June 3, 2014
An enhanced outreach campaign by the U.S. Food and Drug Administration (FDA) is helping teach young people (ages 9 to 13) to use the Nutrition Facts Label to make healthy food choices, a habit that will benefit them throughout their lives.
The campaign, titled “Read the Label,” is the next generation of the FDA’s “Spot the Block” campaign for ‘tweens,’ and for the first time includes an after-school component for educators in schools, summer camps, scout troops and community organizations.
The new component features a guide for afterschool and summer program leaders with activities to help kids understand the Nutrition Facts Label on food packages, and learn how to use that information to make healthy dietary choices. The new component recognizes that – like parents – educators can positively influence children with respect to nutrition. The comprehensive campaign also includes a wide assortment of downloadable, ready-to-use materials for community educators, families and kids.
Read the Label was originally launched (as FDA’s Spot the Block Tween Campaign) in 2007. Since then, it has expanded into a nationwide grassroots initiative through which kids, families and community outreach leaders unite with the goal of using the Nutrition Facts Label as their everyday tool for making smart food choices. It includes fun, easy tips and activities to help make label reading a key tool that today’s youth are equipped with to help achieve healthy childhood weight.
Learn more about the program and obtain downloadable activities for kids, families and educators at www.fda.gov/nutritioneducation; choose Read the Label Youth Outreach Campaign.
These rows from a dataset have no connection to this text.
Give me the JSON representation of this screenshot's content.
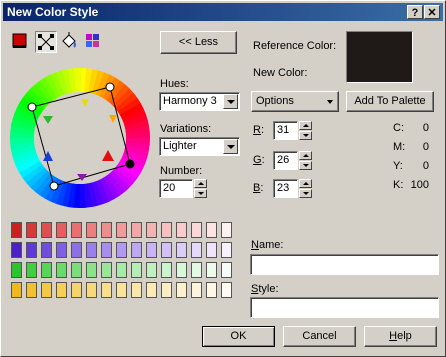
{
  "window": {
    "title": "New Color Style"
  },
  "titlebar_buttons": {
    "help": "?",
    "close": "✕"
  },
  "tools": [
    {
      "name": "solid-color-tool-icon"
    },
    {
      "name": "harmony-tool-icon"
    },
    {
      "name": "fill-tool-icon"
    },
    {
      "name": "palette-tool-icon"
    }
  ],
  "less_button": "<< Less",
  "hues": {
    "label": "Hues:",
    "value": "Harmony 3"
  },
  "variations": {
    "label": "Variations:",
    "value": "Lighter"
  },
  "number": {
    "label": "Number:",
    "value": "20"
  },
  "reference_color": {
    "label": "Reference Color:",
    "color": "#1f1a17"
  },
  "new_color": {
    "label": "New Color:"
  },
  "options_button": "Options",
  "add_to_palette": "Add To Palette",
  "rgb": [
    {
      "key": "R",
      "rest": ":",
      "value": "31"
    },
    {
      "key": "G",
      "rest": ":",
      "value": "26"
    },
    {
      "key": "B",
      "rest": ":",
      "value": "23"
    }
  ],
  "cmyk": [
    {
      "label": "C:",
      "value": "0"
    },
    {
      "label": "M:",
      "value": "0"
    },
    {
      "label": "Y:",
      "value": "0"
    },
    {
      "label": "K:",
      "value": "100"
    }
  ],
  "name_field": {
    "key": "N",
    "rest": "ame:",
    "value": ""
  },
  "style_field": {
    "key": "S",
    "rest": "tyle:",
    "value": ""
  },
  "ok_button": "OK",
  "cancel_button": "Cancel",
  "help_button": {
    "key": "H",
    "rest": "elp"
  },
  "swatch_rows": [
    [
      "#cc1f1f",
      "#d63a3a",
      "#de4f4f",
      "#e46060",
      "#e87070",
      "#ec8080",
      "#ee8d8d",
      "#f09a9a",
      "#f2a7a7",
      "#f4b3b3",
      "#f6c0c0",
      "#f8cccc",
      "#fad8d8",
      "#fce4e4",
      "#fef0f0"
    ],
    [
      "#4f1fcc",
      "#603ad6",
      "#704fde",
      "#7f60e4",
      "#8d70e8",
      "#9a80ec",
      "#a68dee",
      "#b29af0",
      "#bda7f2",
      "#c8b3f4",
      "#d2c0f6",
      "#dcccf8",
      "#e6d8fa",
      "#efe4fc",
      "#f7f0fe"
    ],
    [
      "#2cc42c",
      "#45cc45",
      "#58d458",
      "#6ada6a",
      "#7bde7b",
      "#8be28b",
      "#99e699",
      "#a7eaa7",
      "#b4eeb4",
      "#c0f0c0",
      "#ccf4cc",
      "#d8f6d8",
      "#e3f9e3",
      "#edfbed",
      "#f6fdf6"
    ],
    [
      "#f0b81a",
      "#f2c030",
      "#f4c845",
      "#f5cf58",
      "#f6d46a",
      "#f7d97b",
      "#f8de8b",
      "#f9e29a",
      "#fae6a8",
      "#fbeab6",
      "#fcedc3",
      "#fcf0cf",
      "#fdf4db",
      "#fef7e6",
      "#fefbf2"
    ]
  ]
}
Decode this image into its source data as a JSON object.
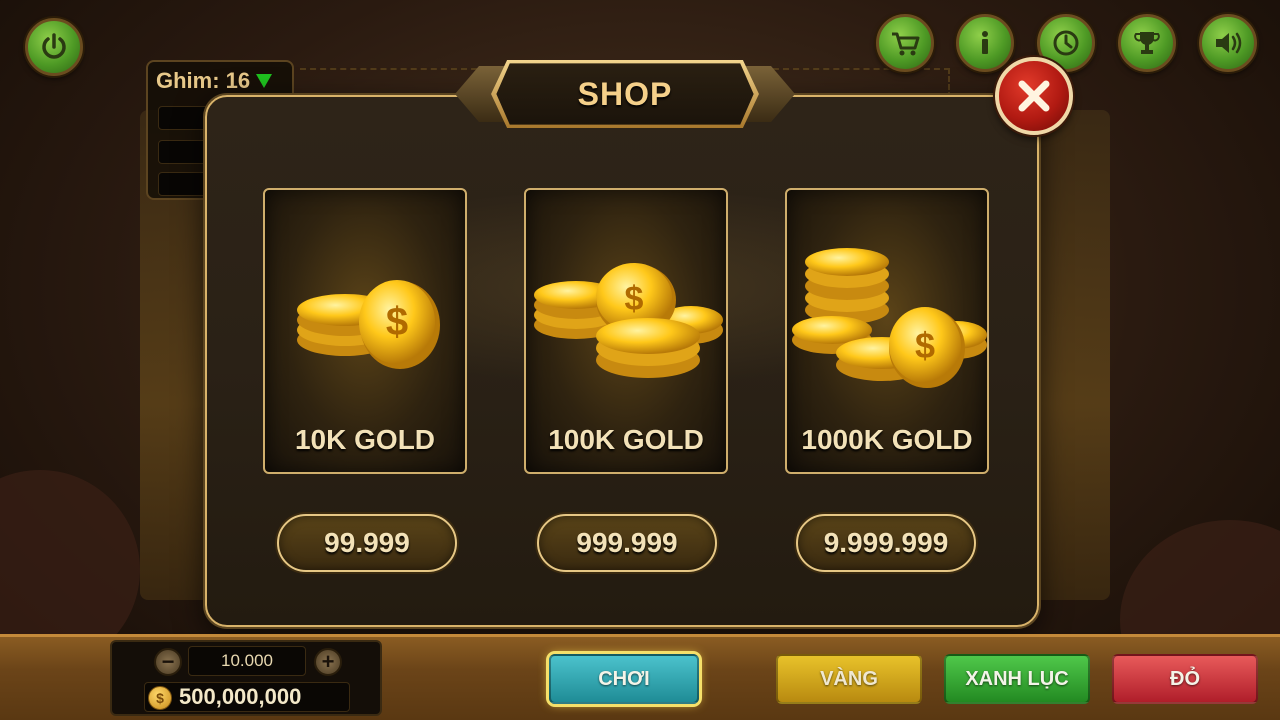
{
  "hud": {
    "pin_label": "Ghim: 16",
    "icons": [
      "power-icon",
      "cart-icon",
      "info-icon",
      "history-icon",
      "trophy-icon",
      "speaker-icon"
    ]
  },
  "shop": {
    "title": "SHOP",
    "packages": [
      {
        "label": "10K GOLD",
        "price": "99.999"
      },
      {
        "label": "100K GOLD",
        "price": "999.999"
      },
      {
        "label": "1000K GOLD",
        "price": "9.999.999"
      }
    ]
  },
  "bottom": {
    "bet_value": "10.000",
    "balance": "500,000,000",
    "minus": "−",
    "plus": "+",
    "coin_symbol": "$",
    "buttons": {
      "play": "CHƠI",
      "gold": "VÀNG",
      "green": "XANH LỤC",
      "red": "ĐỎ"
    }
  },
  "colors": {
    "accent_gold": "#d9b36a",
    "round_button": "#4e9a25",
    "close_red": "#b11a12",
    "play_teal": "#1f8c96",
    "gold_yellow": "#e8c22a",
    "green": "#4fc84a",
    "red": "#e85a5a"
  }
}
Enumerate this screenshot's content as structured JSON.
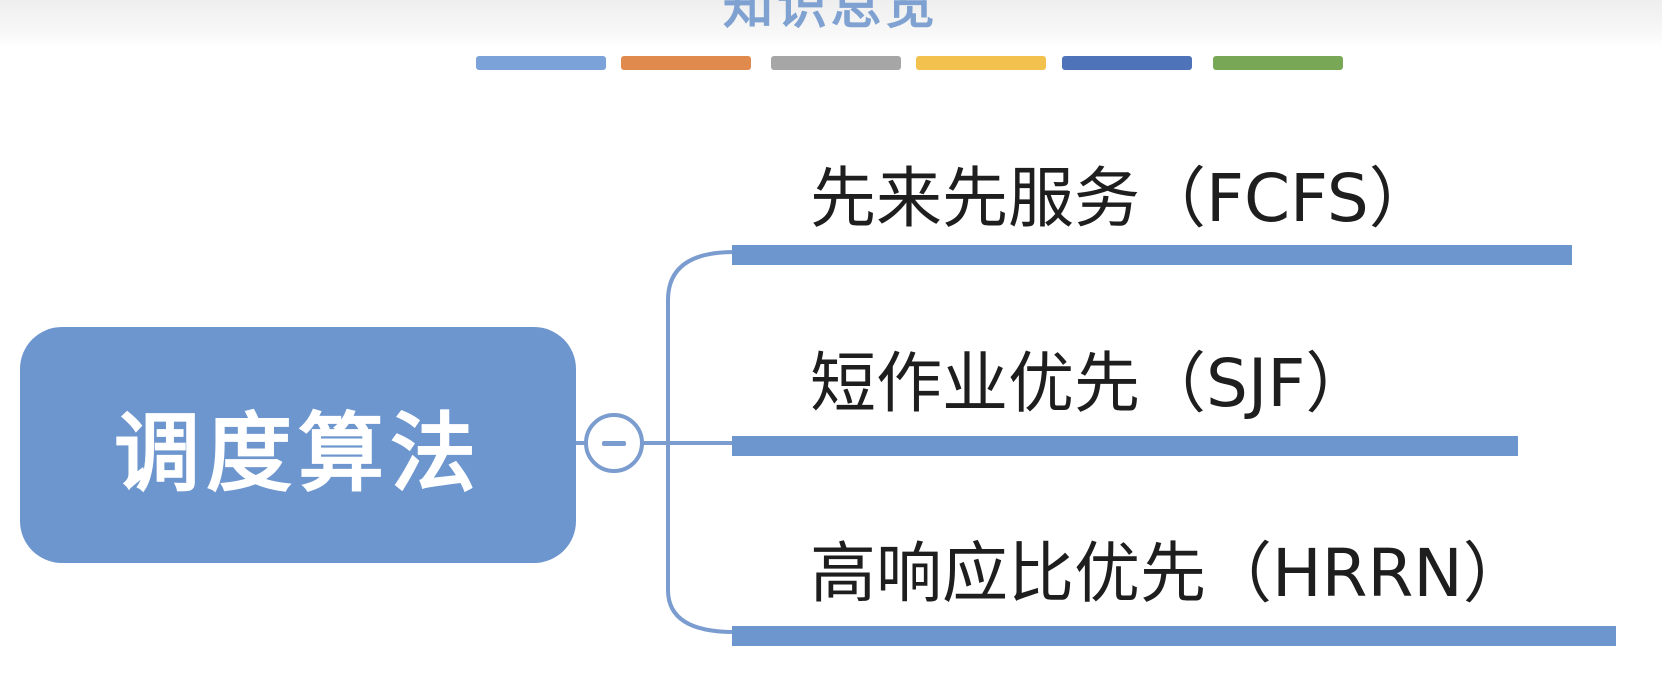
{
  "header": {
    "title": "知识总览",
    "color_swatches": [
      "#7ba3d9",
      "#e08a4e",
      "#a6a6a6",
      "#f3c14e",
      "#4e73b8",
      "#78a856"
    ]
  },
  "mindmap": {
    "root": {
      "label": "调度算法",
      "fill": "#6d96cf"
    },
    "collapse_button": {
      "symbol": "−"
    },
    "branches": [
      {
        "label": "先来先服务（FCFS）"
      },
      {
        "label": "短作业优先（SJF）"
      },
      {
        "label": "高响应比优先（HRRN）"
      }
    ],
    "line_color": "#6d96cf"
  }
}
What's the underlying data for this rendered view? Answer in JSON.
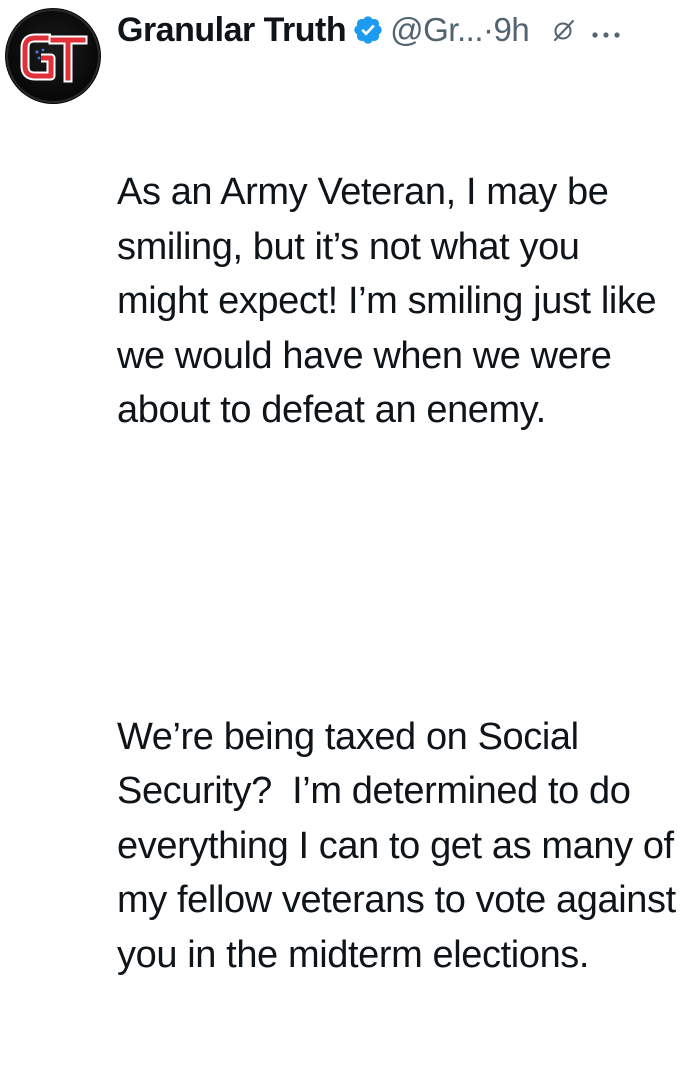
{
  "tweet": {
    "avatar_text": "GT",
    "display_name": "Granular Truth",
    "handle": "@Gr...",
    "separator": "·",
    "time": "9h",
    "paragraphs": [
      "As an Army Veteran, I may be smiling, but it’s not what you might expect! I’m smiling just like we would have when we were about to defeat an enemy.",
      "We’re being taxed on Social Security?  I’m determined to do everything I can to get as many of my fellow veterans to vote against you in the midterm elections."
    ]
  },
  "icons": {
    "verified": "verified-badge-icon",
    "grok": "grok-icon",
    "more": "more-options-icon"
  },
  "colors": {
    "text": "#0f1419",
    "secondary": "#536471",
    "verified": "#1d9bf0",
    "avatar_red": "#e0303a"
  }
}
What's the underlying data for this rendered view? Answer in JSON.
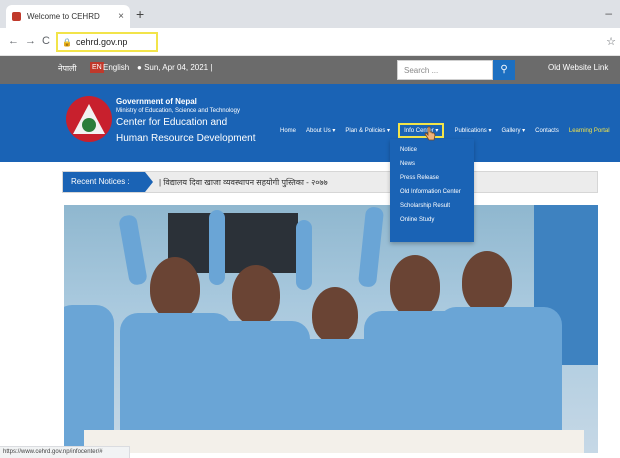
{
  "browser": {
    "tab_title": "Welcome to CEHRD",
    "tab_close": "×",
    "new_tab": "+",
    "back": "←",
    "forward": "→",
    "reload": "C",
    "url": "cehrd.gov.np",
    "minimize": "–",
    "status_url": "https://www.cehrd.gov.np/infocenter/#"
  },
  "topbar": {
    "lang_nepali": "नेपाली",
    "lang_en_badge": "EN",
    "lang_english": "English",
    "date": "Sun, Apr 04, 2021  |",
    "search_placeholder": "Search ...",
    "old_website": "Old Website Link"
  },
  "header": {
    "government": "Government of Nepal",
    "ministry": "Ministry of Education, Science and Technology",
    "center_line1": "Center for Education and",
    "center_line2": "Human Resource Development"
  },
  "menu": {
    "items": [
      "Home",
      "About Us ▾",
      "Plan & Policies ▾",
      "Info Center ▾",
      "Publications ▾",
      "Gallery ▾",
      "Contacts",
      "Learning Portal"
    ]
  },
  "dropdown": {
    "items": [
      "Notice",
      "News",
      "Press Release",
      "Old Information Center",
      "Scholarship Result",
      "Online Study"
    ]
  },
  "notice": {
    "label": "Recent Notices :",
    "text": "|  विद्यालय दिवा खाजा व्यवस्थापन सहयोगी पुस्तिका - २०७७"
  },
  "colors": {
    "header_blue": "#1a63b5",
    "highlight_yellow": "#f2e44a",
    "topbar_grey": "#6b6b6b"
  },
  "hero_image": "classroom students raising hands"
}
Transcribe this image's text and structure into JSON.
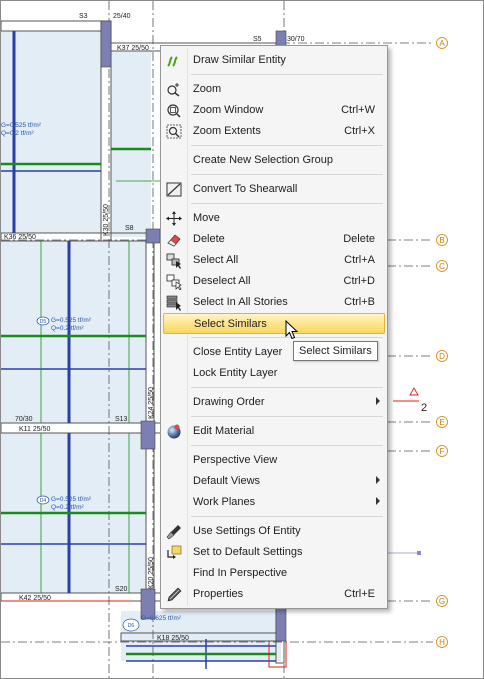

FDA is proposing to update the Nutrition Facts Label for packaged foods. For more information, see Proposed Changes to the Nutrition Facts Label.